▶ [The data]:

-------

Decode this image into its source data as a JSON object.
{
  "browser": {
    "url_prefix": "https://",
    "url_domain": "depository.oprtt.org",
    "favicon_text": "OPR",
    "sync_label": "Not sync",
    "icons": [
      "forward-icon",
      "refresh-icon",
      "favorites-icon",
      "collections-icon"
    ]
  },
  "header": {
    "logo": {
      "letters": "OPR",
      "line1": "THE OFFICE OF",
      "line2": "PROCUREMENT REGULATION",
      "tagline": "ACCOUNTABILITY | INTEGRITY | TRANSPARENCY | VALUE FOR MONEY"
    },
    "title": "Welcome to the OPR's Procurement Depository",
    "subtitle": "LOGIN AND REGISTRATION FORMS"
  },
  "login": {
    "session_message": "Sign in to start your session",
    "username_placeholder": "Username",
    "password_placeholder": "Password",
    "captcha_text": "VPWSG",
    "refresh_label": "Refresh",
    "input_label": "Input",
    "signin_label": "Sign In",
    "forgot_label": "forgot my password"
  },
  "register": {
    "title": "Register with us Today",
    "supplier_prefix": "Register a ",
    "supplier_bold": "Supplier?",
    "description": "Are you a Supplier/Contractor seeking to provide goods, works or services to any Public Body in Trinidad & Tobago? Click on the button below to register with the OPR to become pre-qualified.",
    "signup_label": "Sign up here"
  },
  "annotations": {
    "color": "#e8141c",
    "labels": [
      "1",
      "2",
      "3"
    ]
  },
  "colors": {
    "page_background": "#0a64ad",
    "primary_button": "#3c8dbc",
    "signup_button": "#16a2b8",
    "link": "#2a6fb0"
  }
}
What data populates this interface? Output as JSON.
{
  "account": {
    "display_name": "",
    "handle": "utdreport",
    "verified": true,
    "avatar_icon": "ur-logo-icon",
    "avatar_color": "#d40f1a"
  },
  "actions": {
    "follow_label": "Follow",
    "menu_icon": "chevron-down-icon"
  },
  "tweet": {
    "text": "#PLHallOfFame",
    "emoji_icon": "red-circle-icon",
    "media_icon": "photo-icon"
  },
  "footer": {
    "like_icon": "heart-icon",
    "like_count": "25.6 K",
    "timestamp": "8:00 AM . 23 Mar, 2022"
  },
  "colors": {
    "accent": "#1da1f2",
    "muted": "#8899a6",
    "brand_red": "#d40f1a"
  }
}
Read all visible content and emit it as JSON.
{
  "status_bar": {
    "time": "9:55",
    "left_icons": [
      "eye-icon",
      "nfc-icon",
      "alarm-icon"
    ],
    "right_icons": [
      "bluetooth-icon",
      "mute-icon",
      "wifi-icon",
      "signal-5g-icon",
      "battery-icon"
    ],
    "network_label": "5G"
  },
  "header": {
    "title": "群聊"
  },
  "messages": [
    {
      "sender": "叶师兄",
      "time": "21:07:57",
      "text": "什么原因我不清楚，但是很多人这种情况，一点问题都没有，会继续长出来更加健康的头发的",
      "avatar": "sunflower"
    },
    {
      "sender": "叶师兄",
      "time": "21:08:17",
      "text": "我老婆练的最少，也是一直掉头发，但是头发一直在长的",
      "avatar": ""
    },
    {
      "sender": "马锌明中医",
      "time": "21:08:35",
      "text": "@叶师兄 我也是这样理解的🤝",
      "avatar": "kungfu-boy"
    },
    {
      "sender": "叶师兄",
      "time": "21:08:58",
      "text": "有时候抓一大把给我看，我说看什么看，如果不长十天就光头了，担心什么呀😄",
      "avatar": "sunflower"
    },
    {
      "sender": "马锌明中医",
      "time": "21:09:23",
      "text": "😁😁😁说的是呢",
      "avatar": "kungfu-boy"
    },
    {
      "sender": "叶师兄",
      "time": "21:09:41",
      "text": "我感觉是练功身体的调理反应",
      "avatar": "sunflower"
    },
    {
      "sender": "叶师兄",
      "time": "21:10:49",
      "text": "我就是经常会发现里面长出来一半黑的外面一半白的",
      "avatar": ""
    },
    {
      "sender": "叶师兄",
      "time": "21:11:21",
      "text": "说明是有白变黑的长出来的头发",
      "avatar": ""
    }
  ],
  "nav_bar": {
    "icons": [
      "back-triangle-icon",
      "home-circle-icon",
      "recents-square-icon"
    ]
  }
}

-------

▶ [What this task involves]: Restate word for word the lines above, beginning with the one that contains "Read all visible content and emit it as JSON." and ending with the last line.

▶ [The completed task]:
Read all visible content and emit it as JSON.
{
  "status_bar": {
    "time": "9:55",
    "left_icons": [
      "eye-icon",
      "nfc-icon",
      "alarm-icon"
    ],
    "right_icons": [
      "bluetooth-icon",
      "mute-icon",
      "wifi-icon",
      "signal-5g-icon",
      "battery-icon"
    ],
    "network_label": "5G"
  },
  "header": {
    "title": "群聊"
  },
  "messages": [
    {
      "sender": "叶师兄",
      "time": "21:07:57",
      "text": "什么原因我不清楚，但是很多人这种情况，一点问题都没有，会继续长出来更加健康的头发的",
      "avatar": "sunflower"
    },
    {
      "sender": "叶师兄",
      "time": "21:08:17",
      "text": "我老婆练的最少，也是一直掉头发，但是头发一直在长的",
      "avatar": ""
    },
    {
      "sender": "马锌明中医",
      "time": "21:08:35",
      "text": "@叶师兄 我也是这样理解的🤝",
      "avatar": "kungfu-boy"
    },
    {
      "sender": "叶师兄",
      "time": "21:08:58",
      "text": "有时候抓一大把给我看，我说看什么看，如果不长十天就光头了，担心什么呀😄",
      "avatar": "sunflower"
    },
    {
      "sender": "马锌明中医",
      "time": "21:09:23",
      "text": "😁😁😁说的是呢",
      "avatar": "kungfu-boy"
    },
    {
      "sender": "叶师兄",
      "time": "21:09:41",
      "text": "我感觉是练功身体的调理反应",
      "avatar": "sunflower"
    },
    {
      "sender": "叶师兄",
      "time": "21:10:49",
      "text": "我就是经常会发现里面长出来一半黑的外面一半白的",
      "avatar": ""
    },
    {
      "sender": "叶师兄",
      "time": "21:11:21",
      "text": "说明是有白变黑的长出来的头发",
      "avatar": ""
    }
  ],
  "nav_bar": {
    "icons": [
      "back-triangle-icon",
      "home-circle-icon",
      "recents-square-icon"
    ]
  }
}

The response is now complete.